----- INFORMATION SHOWN

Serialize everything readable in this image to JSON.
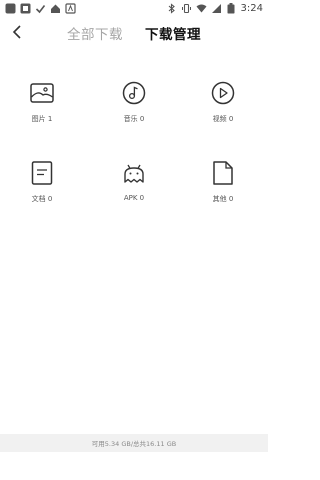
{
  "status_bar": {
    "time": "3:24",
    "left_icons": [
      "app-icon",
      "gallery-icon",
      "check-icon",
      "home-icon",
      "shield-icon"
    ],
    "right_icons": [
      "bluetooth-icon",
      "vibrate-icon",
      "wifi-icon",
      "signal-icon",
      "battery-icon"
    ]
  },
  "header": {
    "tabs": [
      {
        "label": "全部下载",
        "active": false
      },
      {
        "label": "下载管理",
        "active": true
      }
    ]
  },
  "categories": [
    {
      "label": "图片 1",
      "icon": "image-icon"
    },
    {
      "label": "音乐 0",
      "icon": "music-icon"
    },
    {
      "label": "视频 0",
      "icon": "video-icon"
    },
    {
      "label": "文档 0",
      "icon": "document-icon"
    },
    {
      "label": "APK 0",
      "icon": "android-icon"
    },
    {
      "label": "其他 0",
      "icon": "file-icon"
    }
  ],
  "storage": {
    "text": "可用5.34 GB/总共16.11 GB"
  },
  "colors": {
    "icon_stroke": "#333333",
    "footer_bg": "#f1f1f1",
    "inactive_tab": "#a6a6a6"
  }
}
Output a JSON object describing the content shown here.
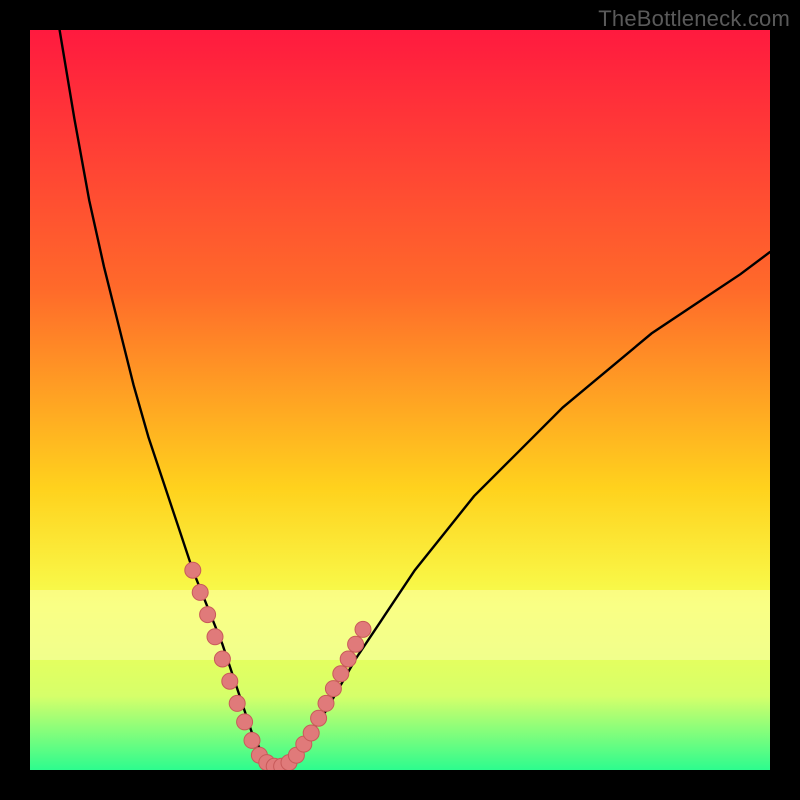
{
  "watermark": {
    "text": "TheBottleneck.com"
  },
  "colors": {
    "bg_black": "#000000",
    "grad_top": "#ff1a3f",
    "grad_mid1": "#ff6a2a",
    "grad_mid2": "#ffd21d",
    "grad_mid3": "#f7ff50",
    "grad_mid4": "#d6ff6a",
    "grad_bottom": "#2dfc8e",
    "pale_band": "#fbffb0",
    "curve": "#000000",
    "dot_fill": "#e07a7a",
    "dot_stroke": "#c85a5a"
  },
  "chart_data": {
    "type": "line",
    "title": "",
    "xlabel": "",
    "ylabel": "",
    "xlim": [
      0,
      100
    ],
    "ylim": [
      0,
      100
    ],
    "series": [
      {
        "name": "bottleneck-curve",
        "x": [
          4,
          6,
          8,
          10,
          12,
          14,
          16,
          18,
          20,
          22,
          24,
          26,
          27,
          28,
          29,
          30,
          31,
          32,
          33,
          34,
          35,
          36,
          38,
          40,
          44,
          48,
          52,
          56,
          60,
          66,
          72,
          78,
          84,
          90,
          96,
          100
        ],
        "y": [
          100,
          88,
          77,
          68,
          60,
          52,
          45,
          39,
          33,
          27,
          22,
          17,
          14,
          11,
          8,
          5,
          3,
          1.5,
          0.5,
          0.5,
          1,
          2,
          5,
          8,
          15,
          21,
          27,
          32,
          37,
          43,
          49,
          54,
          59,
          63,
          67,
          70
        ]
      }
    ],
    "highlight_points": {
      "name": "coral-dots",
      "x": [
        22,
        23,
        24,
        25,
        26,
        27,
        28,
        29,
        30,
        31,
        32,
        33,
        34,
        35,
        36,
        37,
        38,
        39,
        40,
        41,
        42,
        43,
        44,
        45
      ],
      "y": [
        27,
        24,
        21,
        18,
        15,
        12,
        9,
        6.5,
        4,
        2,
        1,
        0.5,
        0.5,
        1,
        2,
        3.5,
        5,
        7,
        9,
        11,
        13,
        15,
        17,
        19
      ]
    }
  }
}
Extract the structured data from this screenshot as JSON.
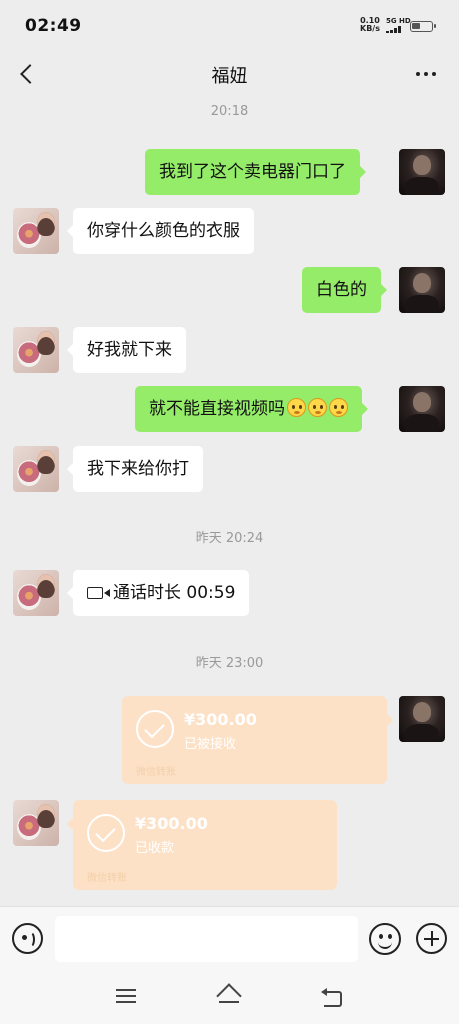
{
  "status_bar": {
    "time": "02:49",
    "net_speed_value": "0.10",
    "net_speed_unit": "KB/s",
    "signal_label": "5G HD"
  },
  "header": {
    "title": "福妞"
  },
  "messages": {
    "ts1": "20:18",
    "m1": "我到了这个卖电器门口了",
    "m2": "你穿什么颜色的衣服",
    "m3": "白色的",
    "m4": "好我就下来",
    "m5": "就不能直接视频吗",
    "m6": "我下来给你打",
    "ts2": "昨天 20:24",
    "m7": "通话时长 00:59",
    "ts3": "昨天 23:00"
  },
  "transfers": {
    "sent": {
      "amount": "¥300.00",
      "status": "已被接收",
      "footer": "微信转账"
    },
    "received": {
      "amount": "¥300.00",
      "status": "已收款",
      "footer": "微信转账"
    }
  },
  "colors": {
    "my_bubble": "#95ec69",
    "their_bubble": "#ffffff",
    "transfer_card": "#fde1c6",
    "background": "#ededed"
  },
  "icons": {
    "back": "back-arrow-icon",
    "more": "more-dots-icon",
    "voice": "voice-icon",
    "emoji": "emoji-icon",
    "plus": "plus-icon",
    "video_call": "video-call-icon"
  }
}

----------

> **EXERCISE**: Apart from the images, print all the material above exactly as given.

> **SOLUTION FOR THIS EXERCISE**:
Serialize everything readable in this image to JSON.
{
  "status_bar": {
    "time": "3:24",
    "left_icons": [
      "app-icon",
      "gallery-icon",
      "check-icon",
      "home-icon",
      "shield-icon"
    ],
    "right_icons": [
      "bluetooth-icon",
      "vibrate-icon",
      "wifi-icon",
      "signal-icon",
      "battery-icon"
    ]
  },
  "header": {
    "tabs": [
      {
        "label": "全部下载",
        "active": false
      },
      {
        "label": "下载管理",
        "active": true
      }
    ]
  },
  "categories": [
    {
      "label": "图片 1",
      "icon": "image-icon"
    },
    {
      "label": "音乐 0",
      "icon": "music-icon"
    },
    {
      "label": "视频 0",
      "icon": "video-icon"
    },
    {
      "label": "文档 0",
      "icon": "document-icon"
    },
    {
      "label": "APK 0",
      "icon": "android-icon"
    },
    {
      "label": "其他 0",
      "icon": "file-icon"
    }
  ],
  "storage": {
    "text": "可用5.34 GB/总共16.11 GB"
  },
  "colors": {
    "icon_stroke": "#333333",
    "footer_bg": "#f1f1f1",
    "inactive_tab": "#a6a6a6"
  }
}
Output a JSON object describing the content shown here.
{
  "watermark": {
    "text": "TheBottleneck.com"
  },
  "colors": {
    "bg_black": "#000000",
    "grad_top": "#ff1a3f",
    "grad_mid1": "#ff6a2a",
    "grad_mid2": "#ffd21d",
    "grad_mid3": "#f7ff50",
    "grad_mid4": "#d6ff6a",
    "grad_bottom": "#2dfc8e",
    "pale_band": "#fbffb0",
    "curve": "#000000",
    "dot_fill": "#e07a7a",
    "dot_stroke": "#c85a5a"
  },
  "chart_data": {
    "type": "line",
    "title": "",
    "xlabel": "",
    "ylabel": "",
    "xlim": [
      0,
      100
    ],
    "ylim": [
      0,
      100
    ],
    "series": [
      {
        "name": "bottleneck-curve",
        "x": [
          4,
          6,
          8,
          10,
          12,
          14,
          16,
          18,
          20,
          22,
          24,
          26,
          27,
          28,
          29,
          30,
          31,
          32,
          33,
          34,
          35,
          36,
          38,
          40,
          44,
          48,
          52,
          56,
          60,
          66,
          72,
          78,
          84,
          90,
          96,
          100
        ],
        "y": [
          100,
          88,
          77,
          68,
          60,
          52,
          45,
          39,
          33,
          27,
          22,
          17,
          14,
          11,
          8,
          5,
          3,
          1.5,
          0.5,
          0.5,
          1,
          2,
          5,
          8,
          15,
          21,
          27,
          32,
          37,
          43,
          49,
          54,
          59,
          63,
          67,
          70
        ]
      }
    ],
    "highlight_points": {
      "name": "coral-dots",
      "x": [
        22,
        23,
        24,
        25,
        26,
        27,
        28,
        29,
        30,
        31,
        32,
        33,
        34,
        35,
        36,
        37,
        38,
        39,
        40,
        41,
        42,
        43,
        44,
        45
      ],
      "y": [
        27,
        24,
        21,
        18,
        15,
        12,
        9,
        6.5,
        4,
        2,
        1,
        0.5,
        0.5,
        1,
        2,
        3.5,
        5,
        7,
        9,
        11,
        13,
        15,
        17,
        19
      ]
    }
  }
}
Extract the structured data from this screenshot as JSON.
{
  "status_bar": {
    "time": "02:49",
    "net_speed_value": "0.10",
    "net_speed_unit": "KB/s",
    "signal_label": "5G HD"
  },
  "header": {
    "title": "福妞"
  },
  "messages": {
    "ts1": "20:18",
    "m1": "我到了这个卖电器门口了",
    "m2": "你穿什么颜色的衣服",
    "m3": "白色的",
    "m4": "好我就下来",
    "m5": "就不能直接视频吗",
    "m6": "我下来给你打",
    "ts2": "昨天 20:24",
    "m7": "通话时长 00:59",
    "ts3": "昨天 23:00"
  },
  "transfers": {
    "sent": {
      "amount": "¥300.00",
      "status": "已被接收",
      "footer": "微信转账"
    },
    "received": {
      "amount": "¥300.00",
      "status": "已收款",
      "footer": "微信转账"
    }
  },
  "colors": {
    "my_bubble": "#95ec69",
    "their_bubble": "#ffffff",
    "transfer_card": "#fde1c6",
    "background": "#ededed"
  },
  "icons": {
    "back": "back-arrow-icon",
    "more": "more-dots-icon",
    "voice": "voice-icon",
    "emoji": "emoji-icon",
    "plus": "plus-icon",
    "video_call": "video-call-icon"
  }
}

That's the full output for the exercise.